OK, thanks....if 220 was a little low, a higher temp would have solved the issue with them being slightly underdone. I'll look around for other temp suggestions.
My intent was to use the 321 guideline as sort of a baseline, then adapt as needed for the right results.
So do you guys smoke for a while, then foil, then put 'em back to finish off, as is the suggestion? I understand they're "done when they're done", and I see comments about HOW to check that (toothpick, 90 degree test), but I'm curious as to which of these three sections should maybe go a little longer to get them a bit more done. After doing the 3 hour/2 hour/1 hour thing, they seemed to pass the tests and I figured they were done.
I'm wide open to any more suggestions, and I really appreciate all the experience and info here.
Slide, straight forward answer is that extra time in ANY of those steps would have resulted in ribs that were "a bit more done". Also, 220 is fine for ribs, they just take longer than if you are cooking at 250 or 275.
WRT the timing of each step, it kind of comes with experience and changes with each smoke. Basically, the first step goes until the ribs look how you want them to look. Talking mainly about color and bark here. The foil step is one that shortens the cook time and gets the ribs tender pretty quick. Too much time in the foil makes ribs mushy. How much time they should spend in the foil depends on how "done" they were when you put them in the foil, coupled with how tender you want the finished product to be. The last step is to firm the ribs back up and set the "bark" on them. Also, this is when you would glaze them with sauce if you want.

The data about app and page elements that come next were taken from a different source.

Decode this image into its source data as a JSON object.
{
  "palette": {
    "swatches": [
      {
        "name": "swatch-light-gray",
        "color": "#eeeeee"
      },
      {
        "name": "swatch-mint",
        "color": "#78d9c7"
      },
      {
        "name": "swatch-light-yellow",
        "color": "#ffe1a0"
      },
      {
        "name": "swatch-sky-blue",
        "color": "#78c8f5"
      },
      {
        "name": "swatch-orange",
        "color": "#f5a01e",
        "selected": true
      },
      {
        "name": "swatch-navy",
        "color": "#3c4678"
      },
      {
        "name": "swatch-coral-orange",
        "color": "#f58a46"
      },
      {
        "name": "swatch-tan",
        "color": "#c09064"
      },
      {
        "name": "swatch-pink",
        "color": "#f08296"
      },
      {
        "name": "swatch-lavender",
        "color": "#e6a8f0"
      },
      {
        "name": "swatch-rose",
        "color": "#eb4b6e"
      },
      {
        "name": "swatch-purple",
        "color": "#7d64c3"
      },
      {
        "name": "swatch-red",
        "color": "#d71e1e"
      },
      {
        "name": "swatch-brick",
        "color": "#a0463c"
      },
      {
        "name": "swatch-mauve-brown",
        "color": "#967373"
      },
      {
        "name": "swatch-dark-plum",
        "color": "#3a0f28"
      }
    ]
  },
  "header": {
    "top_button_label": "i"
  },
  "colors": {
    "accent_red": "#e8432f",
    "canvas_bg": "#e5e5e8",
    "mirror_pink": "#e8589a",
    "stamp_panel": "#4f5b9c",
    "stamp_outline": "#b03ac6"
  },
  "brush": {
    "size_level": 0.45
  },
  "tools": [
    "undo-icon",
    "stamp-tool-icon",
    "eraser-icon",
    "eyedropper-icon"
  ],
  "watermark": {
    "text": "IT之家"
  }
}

Some "what if" scenarios. Say that at the 2.5 hour mark, my ribs "look" how I want them to look. But, when I play with the racks, they aren't quite as tender as I want them to be at this stage. I'll go ahead and foil them up and put them back on. Instead of spending 2 hours in the foil, they might go for 2.25 hours. I'll play with the racks while they are in the foil and see how they are progressing. Again, the thing to watch for here is that you don't want them "too tender", at least I don't. At some point, I'll decide that they've been foiled long enough and I'll remove them from the foil and put them back in the smoker to firm up.
Another possibility is that after 3 hours, the ribs haven't taken in the color that I want. So, I'll just go ahead and leave them unfoiled for another 1/2 or so until they get to looking how I want them to look. At this point, I'll decide whether to skip the foiling step all together, or maybe choose that they only need about an hour in the foil. After they have been foiled, as before, I'll play with them to see when they should come out of the foil. Perhaps I might misjudge things and take the foil off a bit early. No problem, just let them have some extra time in the final stage. When they pass the test (to your satisfaction), they are ready. :-)